Your instructions: Collect every line of the records below that contains the word "demoqa".

Records for the task:
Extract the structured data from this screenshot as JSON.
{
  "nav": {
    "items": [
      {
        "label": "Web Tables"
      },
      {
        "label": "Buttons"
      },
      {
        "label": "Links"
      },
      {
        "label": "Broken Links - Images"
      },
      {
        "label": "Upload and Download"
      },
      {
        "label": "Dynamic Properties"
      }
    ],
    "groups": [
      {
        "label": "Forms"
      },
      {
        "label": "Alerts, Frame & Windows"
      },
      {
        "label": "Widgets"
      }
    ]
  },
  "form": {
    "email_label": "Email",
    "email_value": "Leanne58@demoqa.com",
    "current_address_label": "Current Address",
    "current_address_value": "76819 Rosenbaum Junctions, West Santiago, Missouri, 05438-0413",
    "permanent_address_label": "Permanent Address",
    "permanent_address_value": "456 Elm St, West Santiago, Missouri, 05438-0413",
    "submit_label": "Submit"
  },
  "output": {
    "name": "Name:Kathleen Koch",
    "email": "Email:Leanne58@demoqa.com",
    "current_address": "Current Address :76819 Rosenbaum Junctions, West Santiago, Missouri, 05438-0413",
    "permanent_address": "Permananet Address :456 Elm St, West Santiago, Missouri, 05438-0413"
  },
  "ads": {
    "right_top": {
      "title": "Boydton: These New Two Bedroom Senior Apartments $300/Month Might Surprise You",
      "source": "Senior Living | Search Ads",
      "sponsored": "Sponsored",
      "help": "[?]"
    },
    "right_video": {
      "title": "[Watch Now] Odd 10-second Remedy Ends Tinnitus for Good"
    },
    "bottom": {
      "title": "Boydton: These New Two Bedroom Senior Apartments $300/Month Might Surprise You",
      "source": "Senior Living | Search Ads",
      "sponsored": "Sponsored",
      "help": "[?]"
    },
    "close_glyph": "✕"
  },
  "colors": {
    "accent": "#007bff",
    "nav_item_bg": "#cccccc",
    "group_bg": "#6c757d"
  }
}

Reply to the exercise:
    "email_value": "Leanne58@demoqa.com",
    "email": "Email:Leanne58@demoqa.com",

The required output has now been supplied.